1. Inform and engage parents

All students benefit from physical activity, so the message should go to all parents. Teachers and administrators can communicate the benefits of sports and exercise through routine conversations, newsletters, blog posts, etc.

Educators should ask what sports students do and offer flexibility for training and competitions. If a kid has to miss class for a clinic, or to travel to a match, we should support that. It is a simple, practical way to commit to holistic wellness and development.

2. Make ‘movement moments’

There are plenty of exercises that can be done in front of a computer. Take a minute at the beginning or end of class to lead students in a yoga pose, do a dozen star jumps (jumping jacks, to my Stateside friends), throw a few jabs or march in place. The kids might think it’s weird at first, but they’re bound to appreciate the chance to bounce around.

3. Talk about exercise and mind-body wellness

Share your positive experiences with exercise (and if you don’t have any, please make time to cultivate some). With younger students you can make straightforward recommendations like, If you’re having trouble concentrating, try running up and down the garden really fast 10 times then go back to your homework.
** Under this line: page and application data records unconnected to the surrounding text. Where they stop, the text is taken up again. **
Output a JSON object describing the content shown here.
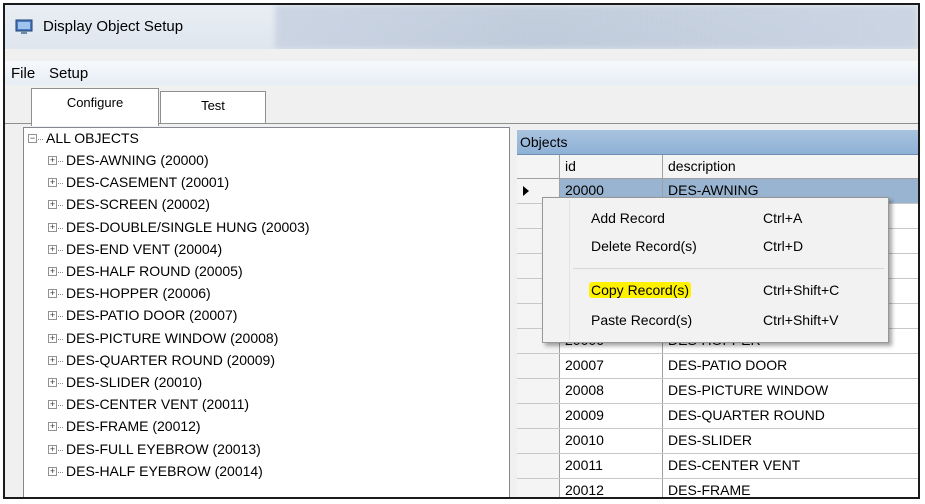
{
  "window": {
    "title": "Display Object Setup"
  },
  "menu": {
    "file": "File",
    "setup": "Setup"
  },
  "tabs": [
    {
      "label": "Configure",
      "active": true
    },
    {
      "label": "Test",
      "active": false
    }
  ],
  "tree": {
    "root": "ALL OBJECTS",
    "items": [
      "DES-AWNING (20000)",
      "DES-CASEMENT (20001)",
      "DES-SCREEN (20002)",
      "DES-DOUBLE/SINGLE HUNG (20003)",
      "DES-END VENT (20004)",
      "DES-HALF ROUND (20005)",
      "DES-HOPPER (20006)",
      "DES-PATIO DOOR (20007)",
      "DES-PICTURE WINDOW (20008)",
      "DES-QUARTER ROUND (20009)",
      "DES-SLIDER (20010)",
      "DES-CENTER VENT (20011)",
      "DES-FRAME (20012)",
      "DES-FULL EYEBROW (20013)",
      "DES-HALF EYEBROW (20014)"
    ]
  },
  "grid": {
    "caption": "Objects",
    "columns": {
      "id": "id",
      "description": "description"
    },
    "rows": [
      {
        "id": "20000",
        "description": "DES-AWNING"
      },
      {
        "id": "",
        "description": ""
      },
      {
        "id": "",
        "description": ""
      },
      {
        "id": "",
        "description": ""
      },
      {
        "id": "",
        "description": ""
      },
      {
        "id": "",
        "description": ""
      },
      {
        "id": "20006",
        "description": "DES-HOPPER"
      },
      {
        "id": "20007",
        "description": "DES-PATIO DOOR"
      },
      {
        "id": "20008",
        "description": "DES-PICTURE WINDOW"
      },
      {
        "id": "20009",
        "description": "DES-QUARTER ROUND"
      },
      {
        "id": "20010",
        "description": "DES-SLIDER"
      },
      {
        "id": "20011",
        "description": "DES-CENTER VENT"
      },
      {
        "id": "20012",
        "description": "DES-FRAME"
      }
    ]
  },
  "context_menu": [
    {
      "label": "Add Record",
      "shortcut": "Ctrl+A"
    },
    {
      "label": "Delete Record(s)",
      "shortcut": "Ctrl+D"
    },
    {
      "label": "Copy Record(s)",
      "shortcut": "Ctrl+Shift+C",
      "highlighted": true
    },
    {
      "label": "Paste Record(s)",
      "shortcut": "Ctrl+Shift+V"
    }
  ],
  "colors": {
    "selection": "#99b4d1",
    "highlight": "#fff200",
    "caption": "#9dbadb"
  },
  "icons": {
    "app": "display-window-icon",
    "expand": "plus-box-icon",
    "collapse": "minus-box-icon",
    "row_pointer": "row-pointer-icon"
  }
}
Older students will be able to understand and discuss in greater depth the benefits of exercise and strategize about how to include it in their daily routines.

4. Create opportunities for student sharing and leadership

Be a good example, but don’t hog the floor. Invite students who play sports to give presentations about them, or share their experiences of learning a new physical skill. Ask for volunteers to lead in-class ‘movement minutes’. Encourage students to keep exercise diaries or step counts — you could even make a chart where they can post their weekly totals!

5. Be positive, not preachy

Tone matters. Exercise can easily feel like another demand to over-taxed students. Kids with ADHD are likely more impulsive, more emotional, less able to maintain healthy routines; adding another weight to their shoulders isn’t a kindness, so don’t preach. Model positive wellness behaviors; verbally support students; encourage parents to prioritize physical activity; praise success; praise mistakes. When exercise is a low-risk, fun, habitual activity we all win.

How do you encourage kids to stay active? Share in the comments or Tweet @CilaWarncke